[Website and app data records]
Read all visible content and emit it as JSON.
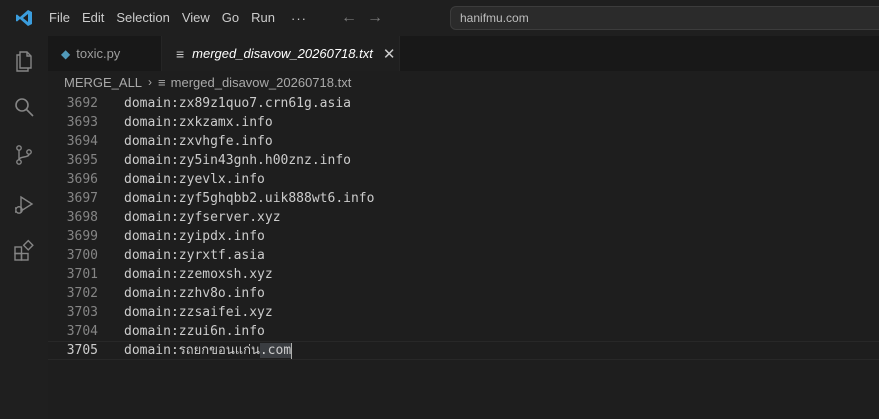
{
  "titlebar": {
    "menu": [
      "File",
      "Edit",
      "Selection",
      "View",
      "Go",
      "Run"
    ],
    "more": "···",
    "nav_back": "←",
    "nav_forward": "→",
    "search_text": "hanifmu.com"
  },
  "activity_bar": {
    "icons": [
      "explorer-icon",
      "search-icon",
      "source-control-icon",
      "run-debug-icon",
      "extensions-icon"
    ]
  },
  "tabs": [
    {
      "label": "toxic.py",
      "icon": "python-file-icon",
      "active": false
    },
    {
      "label": "merged_disavow_20260718.txt",
      "icon": "text-file-icon",
      "active": true,
      "close": "✕"
    }
  ],
  "breadcrumb": {
    "folder": "MERGE_ALL",
    "separator": "›",
    "file": "merged_disavow_20260718.txt"
  },
  "editor": {
    "lines": [
      {
        "num": "3692",
        "text": "domain:zx89z1quo7.crn61g.asia"
      },
      {
        "num": "3693",
        "text": "domain:zxkzamx.info"
      },
      {
        "num": "3694",
        "text": "domain:zxvhgfe.info"
      },
      {
        "num": "3695",
        "text": "domain:zy5in43gnh.h00znz.info"
      },
      {
        "num": "3696",
        "text": "domain:zyevlx.info"
      },
      {
        "num": "3697",
        "text": "domain:zyf5ghqbb2.uik888wt6.info"
      },
      {
        "num": "3698",
        "text": "domain:zyfserver.xyz"
      },
      {
        "num": "3699",
        "text": "domain:zyipdx.info"
      },
      {
        "num": "3700",
        "text": "domain:zyrxtf.asia"
      },
      {
        "num": "3701",
        "text": "domain:zzemoxsh.xyz"
      },
      {
        "num": "3702",
        "text": "domain:zzhv8o.info"
      },
      {
        "num": "3703",
        "text": "domain:zzsaifei.xyz"
      },
      {
        "num": "3704",
        "text": "domain:zzui6n.info"
      }
    ],
    "current_line": {
      "num": "3705",
      "prefix": "domain:รถยกขอนแก่น",
      "selected": ".com"
    }
  }
}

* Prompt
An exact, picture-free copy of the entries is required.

* Response area
Read all visible content and emit it as JSON.
{
  "titlebar": {
    "menu": [
      "File",
      "Edit",
      "Selection",
      "View",
      "Go",
      "Run"
    ],
    "more": "···",
    "nav_back": "←",
    "nav_forward": "→",
    "search_text": "hanifmu.com"
  },
  "activity_bar": {
    "icons": [
      "explorer-icon",
      "search-icon",
      "source-control-icon",
      "run-debug-icon",
      "extensions-icon"
    ]
  },
  "tabs": [
    {
      "label": "toxic.py",
      "icon": "python-file-icon",
      "active": false
    },
    {
      "label": "merged_disavow_20260718.txt",
      "icon": "text-file-icon",
      "active": true,
      "close": "✕"
    }
  ],
  "breadcrumb": {
    "folder": "MERGE_ALL",
    "separator": "›",
    "file": "merged_disavow_20260718.txt"
  },
  "editor": {
    "lines": [
      {
        "num": "3692",
        "text": "domain:zx89z1quo7.crn61g.asia"
      },
      {
        "num": "3693",
        "text": "domain:zxkzamx.info"
      },
      {
        "num": "3694",
        "text": "domain:zxvhgfe.info"
      },
      {
        "num": "3695",
        "text": "domain:zy5in43gnh.h00znz.info"
      },
      {
        "num": "3696",
        "text": "domain:zyevlx.info"
      },
      {
        "num": "3697",
        "text": "domain:zyf5ghqbb2.uik888wt6.info"
      },
      {
        "num": "3698",
        "text": "domain:zyfserver.xyz"
      },
      {
        "num": "3699",
        "text": "domain:zyipdx.info"
      },
      {
        "num": "3700",
        "text": "domain:zyrxtf.asia"
      },
      {
        "num": "3701",
        "text": "domain:zzemoxsh.xyz"
      },
      {
        "num": "3702",
        "text": "domain:zzhv8o.info"
      },
      {
        "num": "3703",
        "text": "domain:zzsaifei.xyz"
      },
      {
        "num": "3704",
        "text": "domain:zzui6n.info"
      }
    ],
    "current_line": {
      "num": "3705",
      "prefix": "domain:รถยกขอนแก่น",
      "selected": ".com"
    }
  }
}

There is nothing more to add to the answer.